One thing that had me confused is why Aleks Pevec, who plays Riff, the leader of the Jets, is doing a Boston accent. The characters are totally New York City kids—if any of the performers feel the need to perform with regional accents, it should be New York ones. (And if any actor can not do it properly, the director should step in and stop the attempt. Incorrect New York accents really rub this Brooklyn girl the wrong way!)
But absolutely everyone shined in the group dance numbers! They were spectacular! A lot of effort went into those, especially on the part of the choreographer, Karl Warden, who kept the numbers looking new, but so in the style of Jerome Robbins, who had conceived the entire original production. Great job on the dancing, all the way around.

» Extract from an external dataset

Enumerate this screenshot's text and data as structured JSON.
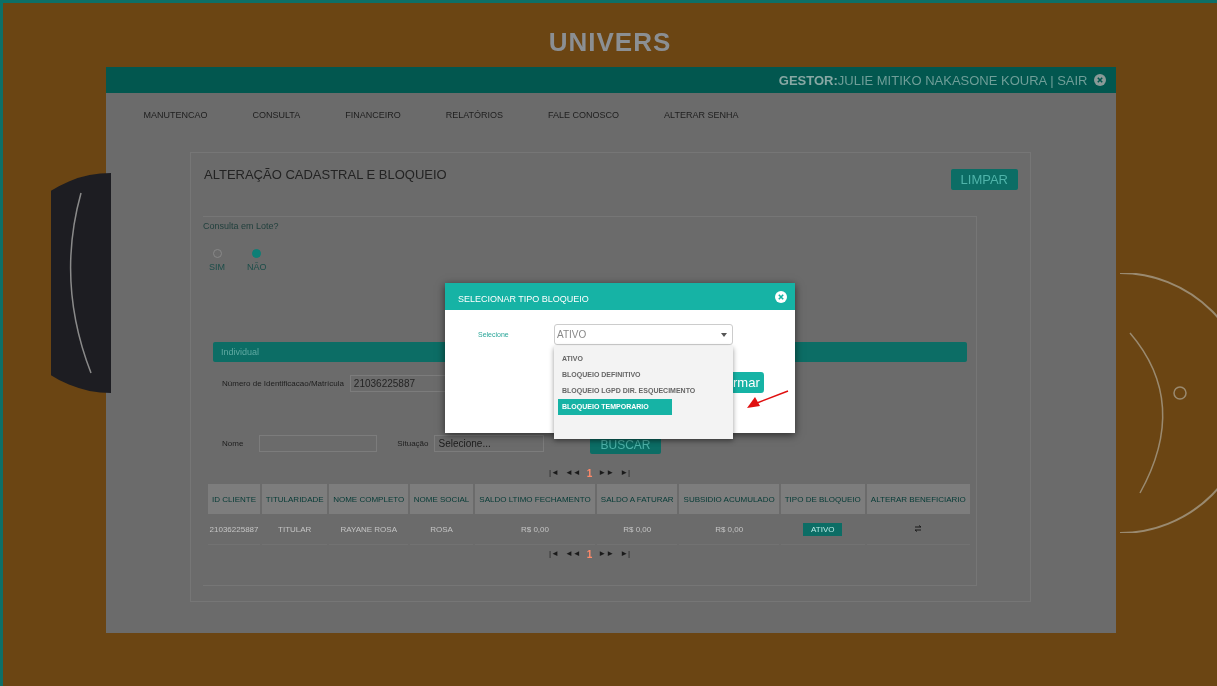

The people in all the other creative categories came through, as well.
I really appreciated the simple, fluid sets. Each location is well-defined without being overbearing. [Note: I was surprised that there is no Set Design credit in the program, or you know I would have stated that person’s name.]

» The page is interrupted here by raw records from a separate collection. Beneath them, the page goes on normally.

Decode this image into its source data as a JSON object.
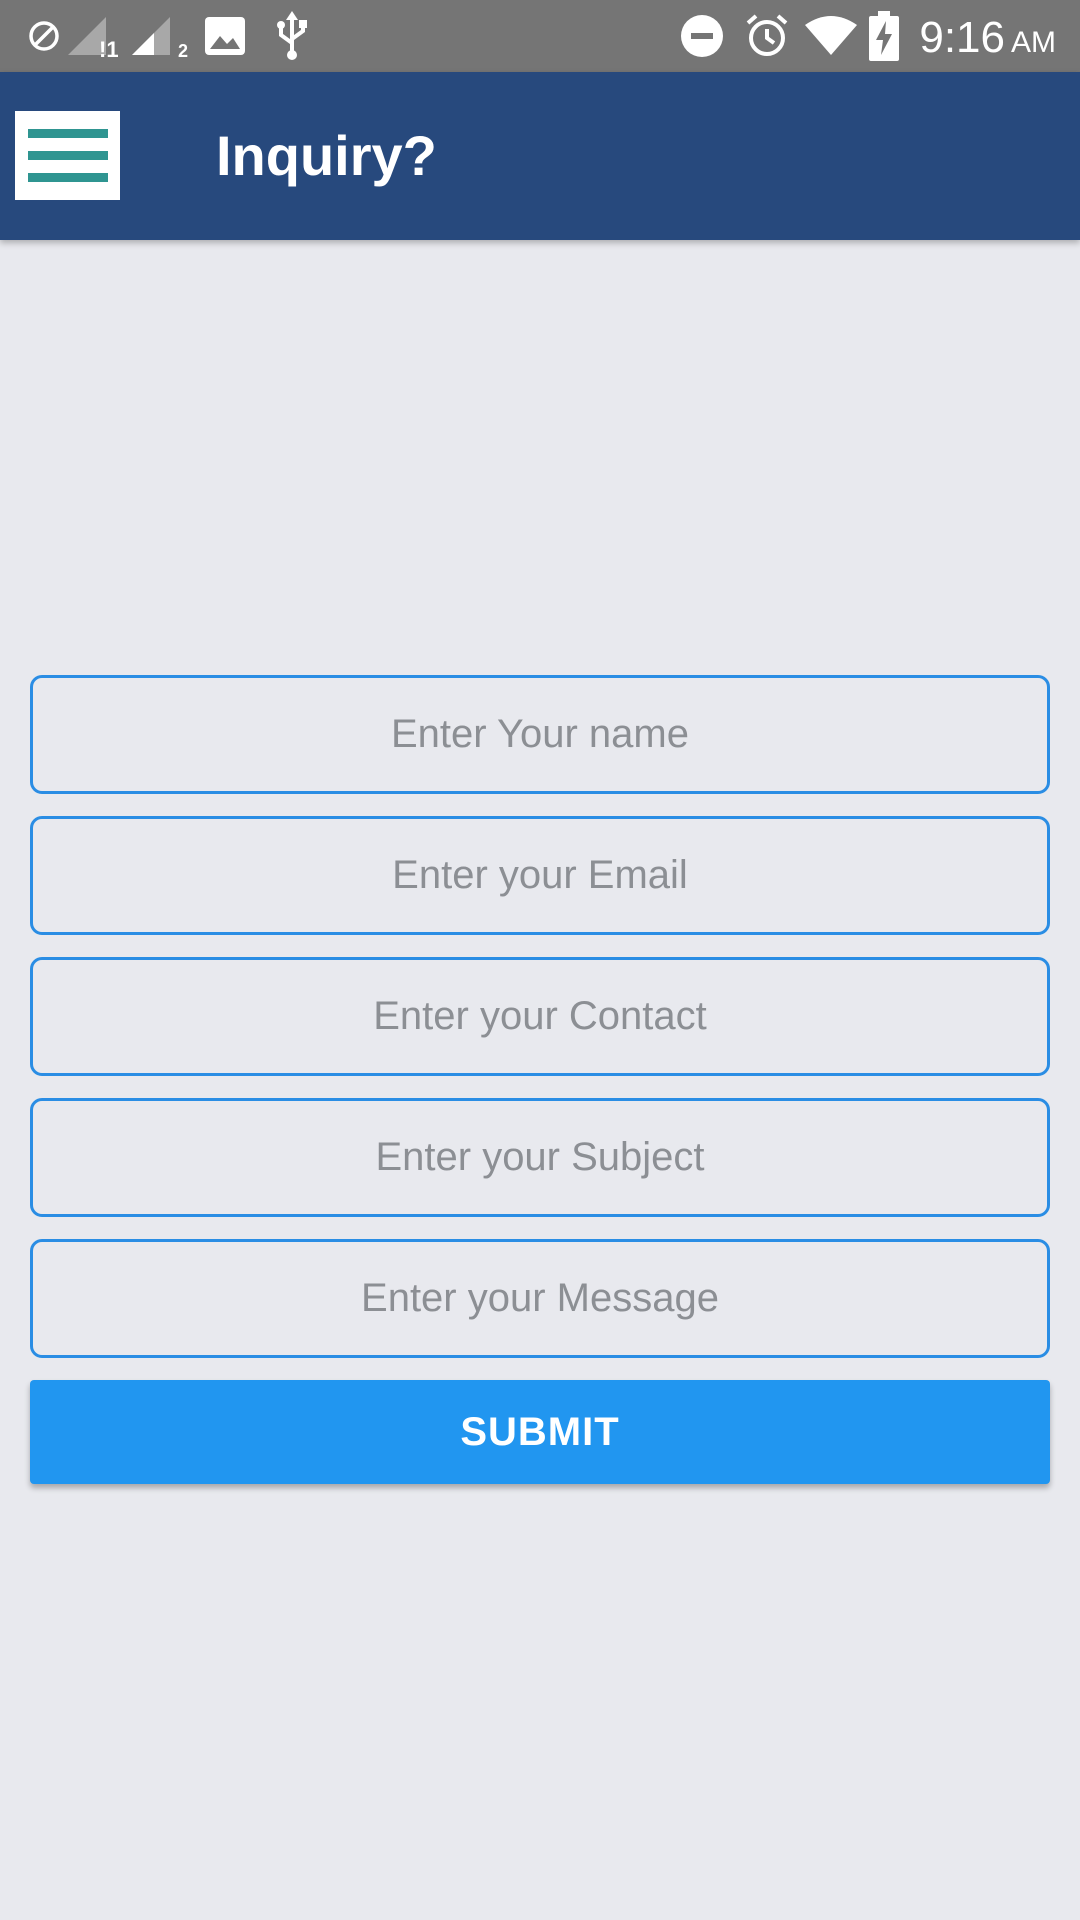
{
  "status_bar": {
    "time": "9:16",
    "ampm": "AM",
    "icons": [
      "do-not-disturb-off-icon",
      "signal-sim1-icon",
      "signal-sim2-icon",
      "image-icon",
      "usb-icon",
      "do-not-disturb-icon",
      "alarm-icon",
      "wifi-icon",
      "battery-charging-icon"
    ],
    "sim1_label": "!1",
    "sim2_label": "2"
  },
  "app_bar": {
    "title": "Inquiry?",
    "menu_icon": "hamburger-menu-icon"
  },
  "form": {
    "fields": [
      {
        "placeholder": "Enter Your name",
        "value": ""
      },
      {
        "placeholder": "Enter your Email",
        "value": ""
      },
      {
        "placeholder": "Enter your Contact",
        "value": ""
      },
      {
        "placeholder": "Enter your Subject",
        "value": ""
      },
      {
        "placeholder": "Enter your Message",
        "value": ""
      }
    ],
    "submit_label": "SUBMIT"
  },
  "colors": {
    "app_bar": "#27497d",
    "status_bar": "#757575",
    "menu_lines": "#2f9591",
    "field_border": "#2a8de4",
    "submit": "#2196f0",
    "background": "#e8e9ee"
  }
}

I have to give kudos to the Costume Designer, Kathryn Poppen, for all of the colorful wardrobe, but especially for coming very close to Natalie Woods’ white-and-red-sashed dress from the film. That small detail makes the initial scene where Maria and Tony first spot each other even more special.
And what would the show be without the gorgeous music from Leonard Bernstein?! From the second we heard the first notes from this fabulous Jeff Rizzo-led orchestra, we were hooked.

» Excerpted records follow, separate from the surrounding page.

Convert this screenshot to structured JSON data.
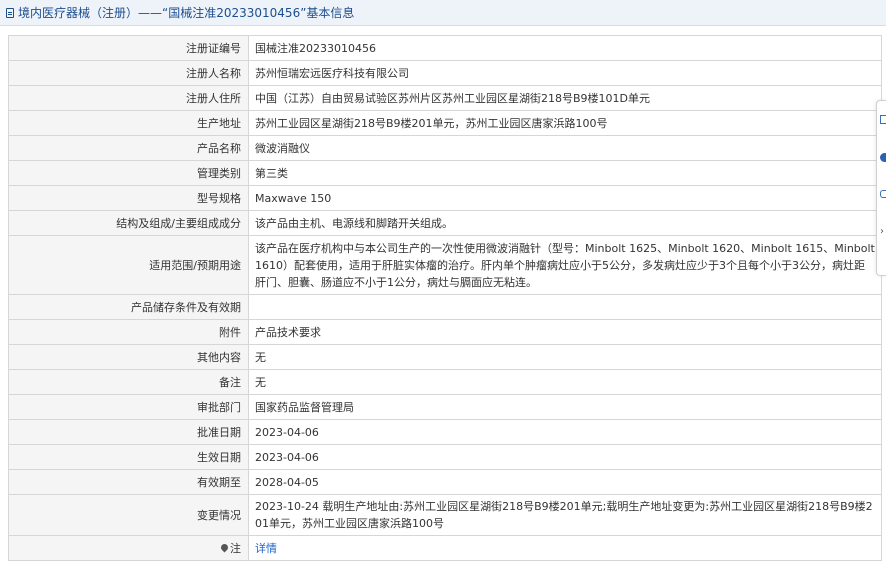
{
  "header": {
    "title": "境内医疗器械（注册）——“国械注准20233010456”基本信息"
  },
  "rows": [
    {
      "label": "注册证编号",
      "value": "国械注准20233010456"
    },
    {
      "label": "注册人名称",
      "value": "苏州恒瑞宏远医疗科技有限公司"
    },
    {
      "label": "注册人住所",
      "value": "中国（江苏）自由贸易试验区苏州片区苏州工业园区星湖街218号B9楼101D单元"
    },
    {
      "label": "生产地址",
      "value": "苏州工业园区星湖街218号B9楼201单元，苏州工业园区唐家浜路100号"
    },
    {
      "label": "产品名称",
      "value": "微波消融仪"
    },
    {
      "label": "管理类别",
      "value": "第三类"
    },
    {
      "label": "型号规格",
      "value": "Maxwave 150"
    },
    {
      "label": "结构及组成/主要组成成分",
      "value": "该产品由主机、电源线和脚踏开关组成。"
    },
    {
      "label": "适用范围/预期用途",
      "value": "该产品在医疗机构中与本公司生产的一次性使用微波消融针（型号：Minbolt 1625、Minbolt 1620、Minbolt 1615、Minbolt 1610）配套使用，适用于肝脏实体瘤的治疗。肝内单个肿瘤病灶应小于5公分，多发病灶应少于3个且每个小于3公分，病灶距肝门、胆囊、肠道应不小于1公分，病灶与膈面应无粘连。"
    },
    {
      "label": "产品储存条件及有效期",
      "value": ""
    },
    {
      "label": "附件",
      "value": "产品技术要求"
    },
    {
      "label": "其他内容",
      "value": "无"
    },
    {
      "label": "备注",
      "value": "无"
    },
    {
      "label": "审批部门",
      "value": "国家药品监督管理局"
    },
    {
      "label": "批准日期",
      "value": "2023-04-06"
    },
    {
      "label": "生效日期",
      "value": "2023-04-06"
    },
    {
      "label": "有效期至",
      "value": "2028-04-05"
    },
    {
      "label": "变更情况",
      "value": "2023-10-24 载明生产地址由:苏州工业园区星湖街218号B9楼201单元;载明生产地址变更为:苏州工业园区星湖街218号B9楼201单元，苏州工业园区唐家浜路100号"
    },
    {
      "label": "注",
      "value": "详情"
    }
  ],
  "colors": {
    "title_text": "#1c4e8e",
    "title_bg": "#eef3fa",
    "label_bg": "#f5f5f5",
    "border": "#d6d6d6",
    "link": "#1e64c8"
  },
  "icons": {
    "title": "document-icon",
    "note": "location-pin-icon",
    "side": [
      "document-icon",
      "circle-icon",
      "camera-icon",
      "chevron-right-icon"
    ]
  }
}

I never realized this before, but West Side Story is like Peanuts—there are no parents! And only a couple of grown-ups, as authority figures! (After I had already written this, I finally had the time to read the program, and four of the characters are even listed as “The Adults.” I rest my case.)
I really want to laud 5 Star Theatricals for the fact that the program lists not only every single kid who is in one scene, (and gives every actor all the space they want for their bios,) but also all of the musicians, and in a featured spot, too, not in some little letters on the back page. I love all of that.
Here’s a little bit of inside information that I got directly from George Chakiris that night. He told me that every single stage production of West Side Story, no matter where, must do it as written. They can’t change anything! I think that’s mainly great, but I like the order of the songs better in the film.
And intermission should really come immediately after the big Act I group number, which features everybody on stage singing at the same time, although different songs and ostensibly in various locations. But even though that first act is already about an hour and a half long, it continues with the big “rumble” scene, which should really open Act II. But I think the powers-that-be on Broadway did it this sort-of nutty way because they didn’t want to have the upbeat number, I Feel Pretty, come right on the heels of all the murders. (That song opens the second act.) This way, they give the audience a break after the violence, and then treat them to a happy number. So I guess it was a choice between an overlong first act or a horrified second act audience. So perhaps they did make the right choice, after all.
Let me close this review on a very happy note: This Fall will mark the 25th anniversary of 5 Star Theatricals’ existence, which they’ll be celebrating with their next production, The Music Man. And here’s a bit of a fun trivia about it–the movie version of that Tony-winning musical starred none other than the beautiful Shirley Jones, who is the mother of the aforementioned head honcho of this theatre company, Patrick Cassidy! How kismet-esque is that?!
West Side Story running through August 4, 2019
Thousand Oaks Civic Arts Plaza–Fred Kavli Theatre
2100 Thousand Oaks Blvd. Thousand Oaks 805-449-2787 www.5startheatricals.com